Throughout beverage history technology has brought many new and improved ways to imbibe; bottled wine (rather than clay pots), wide-mouth beer cans, and of course the wine glass on a rope. Unfortunately, sometimes technology moves in reverse. For example, back in the 18th century there were gin vending machines; nowadays we have to talk to a bartender.
That’s right, over 200 hundred years ago in London, drinkers could walk up to the outside wall of a bar, put their mouths on an “Old Tom” (I’ll explain) and for a penny, get a mouthful of gin.
The “Old Tom” was a cat-shaped plaque mounted on the bar’s outside wall. Drinkers would drop a penny in the cat’s mouth and put their own mouth over a tube near the cat’s paws.

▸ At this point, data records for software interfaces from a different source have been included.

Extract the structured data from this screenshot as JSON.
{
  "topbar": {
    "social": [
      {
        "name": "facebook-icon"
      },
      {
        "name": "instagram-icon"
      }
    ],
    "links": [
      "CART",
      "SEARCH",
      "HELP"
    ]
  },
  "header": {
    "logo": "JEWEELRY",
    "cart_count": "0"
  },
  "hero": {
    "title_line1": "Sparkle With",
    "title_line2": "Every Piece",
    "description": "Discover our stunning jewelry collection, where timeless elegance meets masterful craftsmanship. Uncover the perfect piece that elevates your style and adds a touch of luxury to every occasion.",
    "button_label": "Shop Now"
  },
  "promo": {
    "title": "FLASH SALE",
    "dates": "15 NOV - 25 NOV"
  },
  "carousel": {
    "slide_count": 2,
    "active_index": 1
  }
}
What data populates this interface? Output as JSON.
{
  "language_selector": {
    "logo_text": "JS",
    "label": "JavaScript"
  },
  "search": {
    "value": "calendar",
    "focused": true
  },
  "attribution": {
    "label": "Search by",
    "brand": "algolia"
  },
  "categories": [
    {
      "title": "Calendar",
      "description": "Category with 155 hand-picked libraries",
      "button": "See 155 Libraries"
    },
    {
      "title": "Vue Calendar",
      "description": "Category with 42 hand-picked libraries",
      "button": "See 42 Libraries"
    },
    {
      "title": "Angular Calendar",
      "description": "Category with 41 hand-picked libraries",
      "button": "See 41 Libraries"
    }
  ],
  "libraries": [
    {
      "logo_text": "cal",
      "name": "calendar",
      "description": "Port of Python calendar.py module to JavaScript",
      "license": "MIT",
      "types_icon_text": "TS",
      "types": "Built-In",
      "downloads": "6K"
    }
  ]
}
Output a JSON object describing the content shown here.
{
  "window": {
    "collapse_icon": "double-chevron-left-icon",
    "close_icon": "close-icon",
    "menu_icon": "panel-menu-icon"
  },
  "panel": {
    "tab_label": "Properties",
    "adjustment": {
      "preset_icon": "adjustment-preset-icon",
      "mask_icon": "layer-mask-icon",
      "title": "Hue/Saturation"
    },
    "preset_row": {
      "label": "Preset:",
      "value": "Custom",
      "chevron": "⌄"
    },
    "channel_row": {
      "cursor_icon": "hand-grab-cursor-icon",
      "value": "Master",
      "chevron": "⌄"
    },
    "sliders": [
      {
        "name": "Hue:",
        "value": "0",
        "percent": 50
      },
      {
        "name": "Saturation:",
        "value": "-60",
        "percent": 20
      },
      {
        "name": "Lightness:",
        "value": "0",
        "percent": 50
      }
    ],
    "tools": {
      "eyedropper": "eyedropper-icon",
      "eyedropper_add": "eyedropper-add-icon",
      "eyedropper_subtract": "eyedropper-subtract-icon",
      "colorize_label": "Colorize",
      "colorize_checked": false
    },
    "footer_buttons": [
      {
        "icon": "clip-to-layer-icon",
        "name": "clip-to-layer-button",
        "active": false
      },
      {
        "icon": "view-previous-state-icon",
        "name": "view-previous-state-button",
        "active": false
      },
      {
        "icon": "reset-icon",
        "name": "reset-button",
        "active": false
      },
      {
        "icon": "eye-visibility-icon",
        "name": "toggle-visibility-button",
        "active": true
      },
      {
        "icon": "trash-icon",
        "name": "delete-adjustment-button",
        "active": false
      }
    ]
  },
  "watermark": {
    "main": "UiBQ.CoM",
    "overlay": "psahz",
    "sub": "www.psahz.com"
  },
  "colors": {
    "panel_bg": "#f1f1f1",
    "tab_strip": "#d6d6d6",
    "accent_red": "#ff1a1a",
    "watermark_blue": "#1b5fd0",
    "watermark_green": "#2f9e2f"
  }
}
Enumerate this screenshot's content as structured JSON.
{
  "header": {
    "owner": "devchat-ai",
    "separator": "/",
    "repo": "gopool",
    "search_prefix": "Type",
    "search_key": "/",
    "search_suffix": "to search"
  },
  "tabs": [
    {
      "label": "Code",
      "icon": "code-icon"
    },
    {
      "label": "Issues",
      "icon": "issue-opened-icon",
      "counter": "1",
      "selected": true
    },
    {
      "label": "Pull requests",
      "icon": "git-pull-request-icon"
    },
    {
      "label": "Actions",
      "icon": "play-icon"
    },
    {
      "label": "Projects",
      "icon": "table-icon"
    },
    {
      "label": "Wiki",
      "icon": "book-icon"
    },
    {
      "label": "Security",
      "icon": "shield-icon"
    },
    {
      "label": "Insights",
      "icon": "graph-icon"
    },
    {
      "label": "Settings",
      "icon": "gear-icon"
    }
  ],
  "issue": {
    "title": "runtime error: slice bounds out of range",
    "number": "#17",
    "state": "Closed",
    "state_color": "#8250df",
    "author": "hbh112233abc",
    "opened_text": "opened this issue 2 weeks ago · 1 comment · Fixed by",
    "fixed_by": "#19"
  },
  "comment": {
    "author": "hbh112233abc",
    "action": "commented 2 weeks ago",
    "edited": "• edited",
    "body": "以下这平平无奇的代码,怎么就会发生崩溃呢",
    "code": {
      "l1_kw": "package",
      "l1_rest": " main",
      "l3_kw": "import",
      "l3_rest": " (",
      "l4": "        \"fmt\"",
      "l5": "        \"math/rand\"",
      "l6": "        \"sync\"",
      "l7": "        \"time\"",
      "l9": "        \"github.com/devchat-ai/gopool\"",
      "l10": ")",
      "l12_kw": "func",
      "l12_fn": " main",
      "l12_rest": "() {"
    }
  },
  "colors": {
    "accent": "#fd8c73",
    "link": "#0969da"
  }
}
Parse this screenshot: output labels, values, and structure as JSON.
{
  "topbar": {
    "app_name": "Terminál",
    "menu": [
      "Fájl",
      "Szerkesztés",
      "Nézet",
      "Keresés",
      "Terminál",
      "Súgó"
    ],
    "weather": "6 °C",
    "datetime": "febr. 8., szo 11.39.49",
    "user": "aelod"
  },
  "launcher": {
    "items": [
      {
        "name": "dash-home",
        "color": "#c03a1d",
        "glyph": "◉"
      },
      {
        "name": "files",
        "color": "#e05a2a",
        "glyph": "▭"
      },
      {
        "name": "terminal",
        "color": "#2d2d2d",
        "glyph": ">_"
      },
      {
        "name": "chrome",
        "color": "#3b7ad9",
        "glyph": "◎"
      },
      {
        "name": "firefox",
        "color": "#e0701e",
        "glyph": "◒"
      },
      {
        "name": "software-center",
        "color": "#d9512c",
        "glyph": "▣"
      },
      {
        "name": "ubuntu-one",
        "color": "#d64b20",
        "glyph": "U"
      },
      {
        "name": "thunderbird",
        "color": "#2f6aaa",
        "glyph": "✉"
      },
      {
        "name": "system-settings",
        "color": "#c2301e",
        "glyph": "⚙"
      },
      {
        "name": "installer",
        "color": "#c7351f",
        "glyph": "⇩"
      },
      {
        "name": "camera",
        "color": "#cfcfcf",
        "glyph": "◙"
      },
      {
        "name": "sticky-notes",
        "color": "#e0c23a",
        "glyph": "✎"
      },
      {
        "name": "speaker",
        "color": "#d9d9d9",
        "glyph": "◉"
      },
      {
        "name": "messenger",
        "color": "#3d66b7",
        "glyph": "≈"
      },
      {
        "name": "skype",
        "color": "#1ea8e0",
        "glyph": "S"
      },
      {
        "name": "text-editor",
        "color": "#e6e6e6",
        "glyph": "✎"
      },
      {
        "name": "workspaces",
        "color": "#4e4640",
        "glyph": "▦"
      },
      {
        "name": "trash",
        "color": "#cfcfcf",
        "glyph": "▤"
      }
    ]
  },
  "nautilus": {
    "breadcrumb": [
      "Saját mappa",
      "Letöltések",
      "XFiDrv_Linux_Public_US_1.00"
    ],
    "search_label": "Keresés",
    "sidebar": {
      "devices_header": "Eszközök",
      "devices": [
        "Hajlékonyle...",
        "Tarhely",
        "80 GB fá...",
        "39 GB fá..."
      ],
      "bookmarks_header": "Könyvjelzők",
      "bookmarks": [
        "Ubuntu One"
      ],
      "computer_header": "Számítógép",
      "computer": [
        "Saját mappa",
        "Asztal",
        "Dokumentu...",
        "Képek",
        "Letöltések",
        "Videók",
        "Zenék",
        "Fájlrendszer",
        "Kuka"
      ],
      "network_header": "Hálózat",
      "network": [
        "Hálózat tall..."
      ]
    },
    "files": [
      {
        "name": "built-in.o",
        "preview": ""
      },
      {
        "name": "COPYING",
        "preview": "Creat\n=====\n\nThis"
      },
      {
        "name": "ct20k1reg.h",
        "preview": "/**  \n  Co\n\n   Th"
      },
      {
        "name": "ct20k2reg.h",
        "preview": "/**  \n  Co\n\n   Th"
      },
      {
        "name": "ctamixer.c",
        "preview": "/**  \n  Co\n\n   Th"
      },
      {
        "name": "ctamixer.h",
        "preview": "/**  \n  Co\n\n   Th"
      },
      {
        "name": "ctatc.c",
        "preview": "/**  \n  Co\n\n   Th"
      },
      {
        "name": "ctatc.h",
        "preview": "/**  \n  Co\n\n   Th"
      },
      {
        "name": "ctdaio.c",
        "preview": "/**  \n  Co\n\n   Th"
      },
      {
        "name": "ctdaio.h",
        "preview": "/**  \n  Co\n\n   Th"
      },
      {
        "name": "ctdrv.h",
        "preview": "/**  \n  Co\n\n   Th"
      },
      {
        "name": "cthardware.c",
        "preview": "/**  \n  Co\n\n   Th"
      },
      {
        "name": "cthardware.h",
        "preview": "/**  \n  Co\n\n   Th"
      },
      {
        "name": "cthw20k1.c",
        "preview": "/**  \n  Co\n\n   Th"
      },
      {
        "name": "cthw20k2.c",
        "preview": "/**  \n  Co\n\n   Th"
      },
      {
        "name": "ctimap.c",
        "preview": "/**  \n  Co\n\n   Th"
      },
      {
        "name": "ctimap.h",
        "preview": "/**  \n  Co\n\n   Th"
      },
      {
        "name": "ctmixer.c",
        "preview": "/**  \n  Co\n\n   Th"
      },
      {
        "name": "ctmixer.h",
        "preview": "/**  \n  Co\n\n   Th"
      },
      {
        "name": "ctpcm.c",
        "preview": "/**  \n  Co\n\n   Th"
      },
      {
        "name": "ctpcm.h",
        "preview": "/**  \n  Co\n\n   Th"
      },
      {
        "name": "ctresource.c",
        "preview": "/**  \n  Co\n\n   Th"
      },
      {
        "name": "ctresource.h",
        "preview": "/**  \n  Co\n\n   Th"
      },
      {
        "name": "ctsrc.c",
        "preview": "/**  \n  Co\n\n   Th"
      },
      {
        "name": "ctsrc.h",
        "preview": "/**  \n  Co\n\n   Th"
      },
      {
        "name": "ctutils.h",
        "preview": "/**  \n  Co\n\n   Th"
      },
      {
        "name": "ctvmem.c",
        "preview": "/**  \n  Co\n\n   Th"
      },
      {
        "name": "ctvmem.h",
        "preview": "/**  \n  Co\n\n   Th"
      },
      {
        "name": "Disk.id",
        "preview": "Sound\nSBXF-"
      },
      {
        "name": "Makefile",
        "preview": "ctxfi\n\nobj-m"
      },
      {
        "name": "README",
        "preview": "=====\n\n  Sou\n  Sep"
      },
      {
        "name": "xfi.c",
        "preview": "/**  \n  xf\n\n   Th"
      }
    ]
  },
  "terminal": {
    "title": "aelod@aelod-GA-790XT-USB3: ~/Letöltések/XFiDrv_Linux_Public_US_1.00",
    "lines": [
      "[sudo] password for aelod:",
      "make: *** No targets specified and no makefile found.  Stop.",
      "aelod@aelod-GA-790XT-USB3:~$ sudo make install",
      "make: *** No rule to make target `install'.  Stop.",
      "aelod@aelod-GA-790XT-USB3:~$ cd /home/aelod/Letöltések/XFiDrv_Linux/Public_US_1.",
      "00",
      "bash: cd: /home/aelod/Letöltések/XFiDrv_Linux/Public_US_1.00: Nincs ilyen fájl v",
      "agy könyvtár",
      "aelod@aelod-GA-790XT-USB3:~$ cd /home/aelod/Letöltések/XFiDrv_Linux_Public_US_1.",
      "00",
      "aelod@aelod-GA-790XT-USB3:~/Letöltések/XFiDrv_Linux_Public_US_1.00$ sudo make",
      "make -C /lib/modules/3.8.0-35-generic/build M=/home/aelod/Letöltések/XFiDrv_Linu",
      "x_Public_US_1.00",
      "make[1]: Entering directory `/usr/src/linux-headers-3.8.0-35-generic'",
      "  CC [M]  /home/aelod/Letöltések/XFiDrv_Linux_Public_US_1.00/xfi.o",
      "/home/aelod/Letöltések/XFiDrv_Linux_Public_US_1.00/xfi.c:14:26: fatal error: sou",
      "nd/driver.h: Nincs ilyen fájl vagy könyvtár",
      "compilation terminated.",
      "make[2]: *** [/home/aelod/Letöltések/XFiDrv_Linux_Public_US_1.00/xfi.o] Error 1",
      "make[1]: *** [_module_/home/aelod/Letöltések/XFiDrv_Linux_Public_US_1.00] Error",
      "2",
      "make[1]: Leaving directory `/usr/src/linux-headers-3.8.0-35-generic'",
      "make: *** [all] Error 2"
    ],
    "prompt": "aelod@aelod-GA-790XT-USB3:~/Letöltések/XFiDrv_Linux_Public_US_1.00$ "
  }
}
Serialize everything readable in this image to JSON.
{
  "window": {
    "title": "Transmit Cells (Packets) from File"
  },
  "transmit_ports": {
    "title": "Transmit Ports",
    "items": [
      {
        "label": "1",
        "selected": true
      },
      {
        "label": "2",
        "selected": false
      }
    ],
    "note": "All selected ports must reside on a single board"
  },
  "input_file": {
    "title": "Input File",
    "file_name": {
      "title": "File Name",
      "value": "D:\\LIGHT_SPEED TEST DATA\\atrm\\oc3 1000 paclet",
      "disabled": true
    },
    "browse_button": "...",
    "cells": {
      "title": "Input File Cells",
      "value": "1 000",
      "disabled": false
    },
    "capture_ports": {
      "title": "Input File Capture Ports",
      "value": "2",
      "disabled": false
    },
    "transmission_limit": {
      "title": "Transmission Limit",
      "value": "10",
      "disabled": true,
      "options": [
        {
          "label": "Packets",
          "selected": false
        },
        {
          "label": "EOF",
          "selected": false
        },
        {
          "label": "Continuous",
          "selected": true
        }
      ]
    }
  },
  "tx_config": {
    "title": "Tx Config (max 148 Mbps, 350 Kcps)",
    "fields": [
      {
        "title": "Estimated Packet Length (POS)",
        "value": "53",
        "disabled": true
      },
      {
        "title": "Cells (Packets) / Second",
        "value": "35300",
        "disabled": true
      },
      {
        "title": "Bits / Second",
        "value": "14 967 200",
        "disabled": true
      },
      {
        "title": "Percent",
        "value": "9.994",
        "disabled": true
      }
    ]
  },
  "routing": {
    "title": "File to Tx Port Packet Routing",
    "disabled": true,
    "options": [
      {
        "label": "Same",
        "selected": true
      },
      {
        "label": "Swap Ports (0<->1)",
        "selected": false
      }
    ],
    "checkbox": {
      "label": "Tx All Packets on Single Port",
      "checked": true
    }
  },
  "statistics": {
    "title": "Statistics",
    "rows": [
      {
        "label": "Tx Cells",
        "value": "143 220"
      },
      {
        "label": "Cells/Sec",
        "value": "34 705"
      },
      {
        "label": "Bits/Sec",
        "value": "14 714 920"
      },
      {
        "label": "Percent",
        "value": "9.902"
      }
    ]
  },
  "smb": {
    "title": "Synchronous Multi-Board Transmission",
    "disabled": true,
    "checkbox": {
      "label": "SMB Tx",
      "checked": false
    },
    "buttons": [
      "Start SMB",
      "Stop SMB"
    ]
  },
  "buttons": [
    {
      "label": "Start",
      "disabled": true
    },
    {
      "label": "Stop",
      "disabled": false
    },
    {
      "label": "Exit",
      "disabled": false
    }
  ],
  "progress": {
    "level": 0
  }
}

A bartender inside would then pour a shot of gin into this early gin-o-matic, and voila! Can you imagine how this would go over in the East Village today?
Old Tom gin is a sweeter version of London Dry gin – simple syrup was added to distinguish it from the other gins on the market. This style was wildly popular in England during the 1700s. It also happened to be the gin of choice for making a Tom Collins (gin, lemon juice, soda) in the 19th century. As of the 1950s, this style of gin was not available in the United States.
Luckily, Hayman’s has arrived back on the scene. It’s round on the palate and the touch of sweetness really highlights the botanicals. The founder of the Hayman’s distillery also happens to be the same guy who invented Beefeater gin.
This gin is great in some classic cocktails like a Martinez or Ramos Gin Fizz or you can try my Violette Femme.